In the last half year there have been a few countries, mostly European, who’s old banknotes have actually started to approach their catalog values, many of which are exorbitant. Off the top of my head these countries include nations such as Bulgaria, Latvia, and Estonia. Whereas paper money from the pre World War II years used to sell for a couple of bucks per banknote, these bills have skyrocketed in value on eBay. I used to pass these up because they are not particularly attractive, and because they were all in F condition or worse, but now I am regretting this decision. Well, the proverbial ship has not totally sailed yet, though two dollar notes from these countries and that era are a thing long gone, there are still several deals to be had. I have recently picked up some Estonian money from the 1920′s at a fraction of their catalog values. The following is a sample; 25 Marka from Estonia from 1922.
Another big purchase that I have made recently is this Danzig p14 banknote: 500 Mark from 1922. Danzig is now ofcourse part of Poland, and known as Gdansk. This banknote strikes a special meaning for me, because I have actually visited the structures features on both front and back of this paper money. The front features the world famous cathedral, while the back features a ‘lift’ (I don’t know what else to call it) that was used to load heavy cargo onto the ships that frequented this famous Baltic port. This lift is quite famous because it was one of the largest, if not the largest, at the time … Too bad that I do not have a picture of the back.
I was quite curious about this whole ‘German Vampire Banknote’ thing, so I decided to do some research. I found that picks 70, 71, and 72, which feature a male portrait by Albrecht Durer are all considered to be German Vampire Banknotes. When looking at the picture some people see a vampire sucking on the neck of the young man. This has been interpreted by some as a representation of the French sucking the blood of the Germans through the reparations of World War I. I have tried to show this in the image below:
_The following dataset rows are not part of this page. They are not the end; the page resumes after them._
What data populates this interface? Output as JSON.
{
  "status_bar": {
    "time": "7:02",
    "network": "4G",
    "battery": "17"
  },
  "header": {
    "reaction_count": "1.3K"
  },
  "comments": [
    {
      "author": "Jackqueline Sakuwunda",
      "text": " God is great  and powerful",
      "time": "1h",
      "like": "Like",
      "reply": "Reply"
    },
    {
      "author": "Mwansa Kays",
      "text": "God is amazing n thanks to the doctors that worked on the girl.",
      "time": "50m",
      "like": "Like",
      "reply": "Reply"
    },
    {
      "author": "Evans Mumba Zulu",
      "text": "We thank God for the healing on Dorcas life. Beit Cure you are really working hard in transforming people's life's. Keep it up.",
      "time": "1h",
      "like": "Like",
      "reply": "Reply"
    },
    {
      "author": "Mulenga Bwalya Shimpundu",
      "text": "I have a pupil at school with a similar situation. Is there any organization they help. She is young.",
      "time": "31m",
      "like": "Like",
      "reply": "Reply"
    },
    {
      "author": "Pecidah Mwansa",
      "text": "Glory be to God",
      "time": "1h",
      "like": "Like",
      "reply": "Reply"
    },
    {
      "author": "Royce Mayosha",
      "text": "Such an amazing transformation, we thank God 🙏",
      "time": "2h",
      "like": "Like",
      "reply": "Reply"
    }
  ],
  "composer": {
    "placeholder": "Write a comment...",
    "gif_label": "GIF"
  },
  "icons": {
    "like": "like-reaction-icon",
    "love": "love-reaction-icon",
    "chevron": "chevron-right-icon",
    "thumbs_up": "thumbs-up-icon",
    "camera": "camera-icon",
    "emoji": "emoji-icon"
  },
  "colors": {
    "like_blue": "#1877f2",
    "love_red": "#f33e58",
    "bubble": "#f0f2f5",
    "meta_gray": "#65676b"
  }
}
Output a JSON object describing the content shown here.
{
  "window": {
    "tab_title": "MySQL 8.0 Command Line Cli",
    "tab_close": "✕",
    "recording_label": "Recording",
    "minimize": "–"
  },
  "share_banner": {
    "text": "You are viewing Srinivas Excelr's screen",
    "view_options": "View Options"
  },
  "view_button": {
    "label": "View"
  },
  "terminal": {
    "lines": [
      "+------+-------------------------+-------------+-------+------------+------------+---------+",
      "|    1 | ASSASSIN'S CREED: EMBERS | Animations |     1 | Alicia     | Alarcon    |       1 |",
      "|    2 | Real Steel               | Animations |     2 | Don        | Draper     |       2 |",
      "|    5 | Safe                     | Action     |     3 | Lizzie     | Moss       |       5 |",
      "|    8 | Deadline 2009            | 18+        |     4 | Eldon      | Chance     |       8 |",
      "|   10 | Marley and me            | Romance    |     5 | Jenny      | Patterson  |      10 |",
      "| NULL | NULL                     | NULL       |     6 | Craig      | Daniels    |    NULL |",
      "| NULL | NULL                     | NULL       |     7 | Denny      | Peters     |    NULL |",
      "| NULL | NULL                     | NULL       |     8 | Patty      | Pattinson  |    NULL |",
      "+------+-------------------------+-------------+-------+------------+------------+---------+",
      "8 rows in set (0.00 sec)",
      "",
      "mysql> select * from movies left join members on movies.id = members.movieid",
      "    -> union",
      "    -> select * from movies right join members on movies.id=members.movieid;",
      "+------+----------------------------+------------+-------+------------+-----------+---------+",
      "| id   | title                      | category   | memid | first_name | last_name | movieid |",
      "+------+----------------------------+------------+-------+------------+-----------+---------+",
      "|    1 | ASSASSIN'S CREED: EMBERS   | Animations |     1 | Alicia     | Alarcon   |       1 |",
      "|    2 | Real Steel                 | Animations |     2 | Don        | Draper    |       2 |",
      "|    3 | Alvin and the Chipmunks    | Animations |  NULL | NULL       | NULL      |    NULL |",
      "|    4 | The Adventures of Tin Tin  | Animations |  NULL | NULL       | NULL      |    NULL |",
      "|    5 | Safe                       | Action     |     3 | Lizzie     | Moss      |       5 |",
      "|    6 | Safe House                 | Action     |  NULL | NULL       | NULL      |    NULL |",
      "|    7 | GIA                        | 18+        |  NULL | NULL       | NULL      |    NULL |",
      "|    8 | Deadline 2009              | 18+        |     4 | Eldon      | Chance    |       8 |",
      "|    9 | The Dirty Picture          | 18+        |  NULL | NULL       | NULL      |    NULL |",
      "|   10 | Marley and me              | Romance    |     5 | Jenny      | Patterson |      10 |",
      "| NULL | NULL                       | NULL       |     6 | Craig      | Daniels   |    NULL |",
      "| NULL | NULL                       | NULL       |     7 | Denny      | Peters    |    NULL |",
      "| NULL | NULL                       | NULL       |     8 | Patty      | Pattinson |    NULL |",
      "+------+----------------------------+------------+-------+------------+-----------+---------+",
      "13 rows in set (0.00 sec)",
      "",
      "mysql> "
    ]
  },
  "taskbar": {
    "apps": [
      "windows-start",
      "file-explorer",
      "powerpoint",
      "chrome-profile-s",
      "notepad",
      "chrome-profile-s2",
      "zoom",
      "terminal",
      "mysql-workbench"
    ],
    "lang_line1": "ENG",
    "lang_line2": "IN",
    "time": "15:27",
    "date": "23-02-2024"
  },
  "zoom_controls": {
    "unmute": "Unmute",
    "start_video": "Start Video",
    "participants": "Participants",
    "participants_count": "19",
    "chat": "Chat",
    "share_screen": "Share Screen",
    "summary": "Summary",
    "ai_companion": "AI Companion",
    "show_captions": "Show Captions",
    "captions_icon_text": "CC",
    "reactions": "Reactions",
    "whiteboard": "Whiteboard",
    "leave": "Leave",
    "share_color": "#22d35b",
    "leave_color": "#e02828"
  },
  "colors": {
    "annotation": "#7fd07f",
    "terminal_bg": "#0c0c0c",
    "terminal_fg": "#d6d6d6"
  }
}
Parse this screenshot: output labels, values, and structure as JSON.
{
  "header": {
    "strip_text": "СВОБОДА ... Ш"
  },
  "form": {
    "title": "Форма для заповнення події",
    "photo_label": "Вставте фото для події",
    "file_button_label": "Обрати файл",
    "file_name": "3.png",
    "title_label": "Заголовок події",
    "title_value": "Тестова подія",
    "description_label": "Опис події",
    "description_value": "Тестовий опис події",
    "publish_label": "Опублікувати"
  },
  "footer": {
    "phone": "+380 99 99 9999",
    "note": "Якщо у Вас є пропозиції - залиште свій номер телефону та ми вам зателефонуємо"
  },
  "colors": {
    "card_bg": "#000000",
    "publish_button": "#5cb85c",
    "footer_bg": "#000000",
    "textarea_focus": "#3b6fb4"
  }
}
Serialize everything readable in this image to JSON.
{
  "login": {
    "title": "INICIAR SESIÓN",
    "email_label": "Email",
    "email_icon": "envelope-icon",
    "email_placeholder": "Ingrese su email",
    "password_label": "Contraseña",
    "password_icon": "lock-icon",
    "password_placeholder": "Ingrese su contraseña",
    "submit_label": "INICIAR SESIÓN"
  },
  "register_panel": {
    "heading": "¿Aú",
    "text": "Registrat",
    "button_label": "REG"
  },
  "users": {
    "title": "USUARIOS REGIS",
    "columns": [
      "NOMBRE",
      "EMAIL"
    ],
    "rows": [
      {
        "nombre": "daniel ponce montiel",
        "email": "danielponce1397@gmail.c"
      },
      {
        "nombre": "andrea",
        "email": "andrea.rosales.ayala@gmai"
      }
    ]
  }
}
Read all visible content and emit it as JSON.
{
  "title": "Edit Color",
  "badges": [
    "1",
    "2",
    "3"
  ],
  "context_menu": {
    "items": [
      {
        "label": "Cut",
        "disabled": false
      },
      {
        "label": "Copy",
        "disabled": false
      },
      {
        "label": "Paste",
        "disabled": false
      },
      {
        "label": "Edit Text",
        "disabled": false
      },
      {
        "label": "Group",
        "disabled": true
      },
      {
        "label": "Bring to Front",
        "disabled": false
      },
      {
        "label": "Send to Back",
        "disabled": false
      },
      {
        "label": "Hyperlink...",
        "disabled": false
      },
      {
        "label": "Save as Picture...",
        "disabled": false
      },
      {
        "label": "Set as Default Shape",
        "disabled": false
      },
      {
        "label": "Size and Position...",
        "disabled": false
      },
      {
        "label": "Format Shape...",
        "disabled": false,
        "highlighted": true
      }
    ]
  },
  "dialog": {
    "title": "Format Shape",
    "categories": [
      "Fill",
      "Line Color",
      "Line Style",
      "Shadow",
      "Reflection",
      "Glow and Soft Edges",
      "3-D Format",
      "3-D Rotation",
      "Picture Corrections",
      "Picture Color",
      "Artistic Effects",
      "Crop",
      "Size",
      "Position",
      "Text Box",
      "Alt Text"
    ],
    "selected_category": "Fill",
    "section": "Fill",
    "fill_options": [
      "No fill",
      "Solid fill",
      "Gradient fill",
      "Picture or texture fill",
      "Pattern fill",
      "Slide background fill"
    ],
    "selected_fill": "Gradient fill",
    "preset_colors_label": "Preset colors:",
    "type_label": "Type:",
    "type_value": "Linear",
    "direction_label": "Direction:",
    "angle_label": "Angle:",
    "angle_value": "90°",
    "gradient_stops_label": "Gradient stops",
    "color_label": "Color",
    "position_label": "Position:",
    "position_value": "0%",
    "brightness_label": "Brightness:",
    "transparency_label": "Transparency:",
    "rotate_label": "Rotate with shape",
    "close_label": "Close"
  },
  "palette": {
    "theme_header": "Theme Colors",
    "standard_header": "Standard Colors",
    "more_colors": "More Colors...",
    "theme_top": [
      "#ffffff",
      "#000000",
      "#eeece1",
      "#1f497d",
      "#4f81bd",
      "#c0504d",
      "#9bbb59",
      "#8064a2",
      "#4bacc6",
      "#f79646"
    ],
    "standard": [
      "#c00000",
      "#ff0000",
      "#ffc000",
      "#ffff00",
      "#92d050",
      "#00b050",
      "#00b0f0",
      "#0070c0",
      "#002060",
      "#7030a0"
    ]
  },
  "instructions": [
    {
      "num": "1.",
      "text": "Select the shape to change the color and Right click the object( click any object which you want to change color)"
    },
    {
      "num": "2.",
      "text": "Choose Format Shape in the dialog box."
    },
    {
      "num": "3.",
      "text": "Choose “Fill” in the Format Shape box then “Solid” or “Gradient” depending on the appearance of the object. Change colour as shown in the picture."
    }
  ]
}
This article of interest in concerning paper money from Greece. In 1922 Greece issued an emergency issue of banknotes under the Law of 25.3.1922. Many National Bank notes in circulation were cut in half. The left half remained legal tender until 1927 at half face value. The right half was considered a compulsory loan, equally valued at half face value. So if you come across any half notes, this is not necessarily a sign of bad condition.
In the Standard Catalog of World Paper Money these notes are classified as p58-p63. Values are as follows:
p58 -> 5 Drachmai = 2.5 Drachmai
p59 -> 10 Drachmai = 5 Drachmai
p60 -> 25 Drachmai = 12.5 Drachmai
p61 -> 100 Drachmai = 50 Drachmai
p62 -> 500 Drachmai = 250 Drachmai
p63 -> 1000 Drachmai = 500 Drachmai
There was a second issue where notes were torn into 1/4 and 3/4 pieces, each piece redeemed at 1/4 and 3/4 of face value, respectively. These picks are p80–83.
p80 -> 50 Drachmai
p81 -> 100 Drachmai
p82 -> 500 Drachmai
p83 -> 1000 Drackmai
Unfortunately, it seems as these notes are discarded as ‘garbage’ and I was unable to find any images to show. Have an image to submit? firstname.lastname@example.org. Thanks.